EXERCISE GOAL:
Counting every line in the entries below where the word "document" occurs, report how many there are. Give only that number.

►

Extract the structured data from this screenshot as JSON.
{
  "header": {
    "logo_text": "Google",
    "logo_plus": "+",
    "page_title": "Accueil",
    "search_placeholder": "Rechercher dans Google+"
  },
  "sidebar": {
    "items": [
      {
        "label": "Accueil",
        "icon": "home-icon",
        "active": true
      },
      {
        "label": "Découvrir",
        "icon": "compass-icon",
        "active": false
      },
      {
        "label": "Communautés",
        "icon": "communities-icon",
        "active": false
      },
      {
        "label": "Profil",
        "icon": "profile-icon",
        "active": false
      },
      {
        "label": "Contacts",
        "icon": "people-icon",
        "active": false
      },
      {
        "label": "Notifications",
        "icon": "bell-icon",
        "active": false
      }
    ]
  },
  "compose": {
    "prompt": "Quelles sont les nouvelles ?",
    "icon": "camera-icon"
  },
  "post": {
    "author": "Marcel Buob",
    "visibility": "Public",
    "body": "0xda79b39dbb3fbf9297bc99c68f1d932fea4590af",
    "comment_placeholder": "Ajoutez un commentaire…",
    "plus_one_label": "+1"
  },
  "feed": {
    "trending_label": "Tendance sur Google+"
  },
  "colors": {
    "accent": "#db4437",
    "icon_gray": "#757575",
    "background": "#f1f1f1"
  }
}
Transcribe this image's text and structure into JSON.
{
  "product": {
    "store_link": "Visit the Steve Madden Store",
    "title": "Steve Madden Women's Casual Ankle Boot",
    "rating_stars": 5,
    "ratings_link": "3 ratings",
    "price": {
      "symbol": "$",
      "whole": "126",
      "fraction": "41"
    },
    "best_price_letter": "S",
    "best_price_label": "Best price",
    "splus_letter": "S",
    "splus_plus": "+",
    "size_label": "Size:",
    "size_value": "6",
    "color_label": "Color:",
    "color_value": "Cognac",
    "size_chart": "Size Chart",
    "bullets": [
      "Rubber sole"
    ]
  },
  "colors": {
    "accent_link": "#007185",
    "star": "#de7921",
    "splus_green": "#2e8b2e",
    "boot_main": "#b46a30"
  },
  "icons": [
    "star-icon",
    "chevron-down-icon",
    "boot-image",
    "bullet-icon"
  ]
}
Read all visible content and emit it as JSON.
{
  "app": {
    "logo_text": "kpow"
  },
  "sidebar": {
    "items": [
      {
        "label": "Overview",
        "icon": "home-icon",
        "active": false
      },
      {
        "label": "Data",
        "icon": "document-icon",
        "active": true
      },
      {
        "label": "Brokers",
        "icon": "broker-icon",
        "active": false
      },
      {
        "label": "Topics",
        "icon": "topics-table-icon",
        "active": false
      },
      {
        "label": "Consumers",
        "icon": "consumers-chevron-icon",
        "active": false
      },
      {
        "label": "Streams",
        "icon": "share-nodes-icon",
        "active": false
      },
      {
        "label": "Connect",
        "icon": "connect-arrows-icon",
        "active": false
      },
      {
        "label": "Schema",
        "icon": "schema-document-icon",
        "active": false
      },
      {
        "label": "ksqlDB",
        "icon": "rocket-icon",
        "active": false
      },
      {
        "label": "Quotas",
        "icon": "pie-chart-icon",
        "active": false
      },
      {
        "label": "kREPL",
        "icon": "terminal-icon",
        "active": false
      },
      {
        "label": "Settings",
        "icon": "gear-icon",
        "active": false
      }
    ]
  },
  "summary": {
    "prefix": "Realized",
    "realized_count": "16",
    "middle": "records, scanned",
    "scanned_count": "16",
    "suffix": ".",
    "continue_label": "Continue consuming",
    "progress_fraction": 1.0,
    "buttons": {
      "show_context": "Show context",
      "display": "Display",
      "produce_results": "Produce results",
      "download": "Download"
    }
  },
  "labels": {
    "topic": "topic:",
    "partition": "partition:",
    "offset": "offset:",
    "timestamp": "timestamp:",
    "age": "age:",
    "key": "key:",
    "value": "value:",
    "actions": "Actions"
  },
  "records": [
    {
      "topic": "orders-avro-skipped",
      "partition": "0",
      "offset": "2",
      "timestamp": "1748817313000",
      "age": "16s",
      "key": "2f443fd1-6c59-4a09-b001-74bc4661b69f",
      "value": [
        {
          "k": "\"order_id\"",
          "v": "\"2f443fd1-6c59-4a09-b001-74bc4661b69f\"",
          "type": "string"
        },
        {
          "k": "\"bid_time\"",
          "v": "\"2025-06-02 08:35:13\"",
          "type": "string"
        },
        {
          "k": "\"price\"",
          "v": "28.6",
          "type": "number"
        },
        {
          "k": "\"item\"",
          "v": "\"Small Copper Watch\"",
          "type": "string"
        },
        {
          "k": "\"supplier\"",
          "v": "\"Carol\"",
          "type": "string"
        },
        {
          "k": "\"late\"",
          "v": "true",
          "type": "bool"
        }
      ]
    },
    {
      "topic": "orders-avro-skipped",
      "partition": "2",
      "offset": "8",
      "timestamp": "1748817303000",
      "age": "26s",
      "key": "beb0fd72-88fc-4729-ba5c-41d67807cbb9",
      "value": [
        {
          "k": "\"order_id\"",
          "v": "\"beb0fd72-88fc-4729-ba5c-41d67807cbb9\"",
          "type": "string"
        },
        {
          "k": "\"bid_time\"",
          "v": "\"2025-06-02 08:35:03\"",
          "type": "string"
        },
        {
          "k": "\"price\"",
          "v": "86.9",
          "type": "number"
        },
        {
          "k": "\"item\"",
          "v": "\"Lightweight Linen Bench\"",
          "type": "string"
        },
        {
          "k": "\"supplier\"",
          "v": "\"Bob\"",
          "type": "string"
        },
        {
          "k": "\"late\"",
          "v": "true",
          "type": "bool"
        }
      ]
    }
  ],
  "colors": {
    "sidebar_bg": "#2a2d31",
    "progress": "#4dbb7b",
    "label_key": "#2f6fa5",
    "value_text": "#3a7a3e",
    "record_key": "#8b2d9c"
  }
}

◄

ANSWER SECTION:
2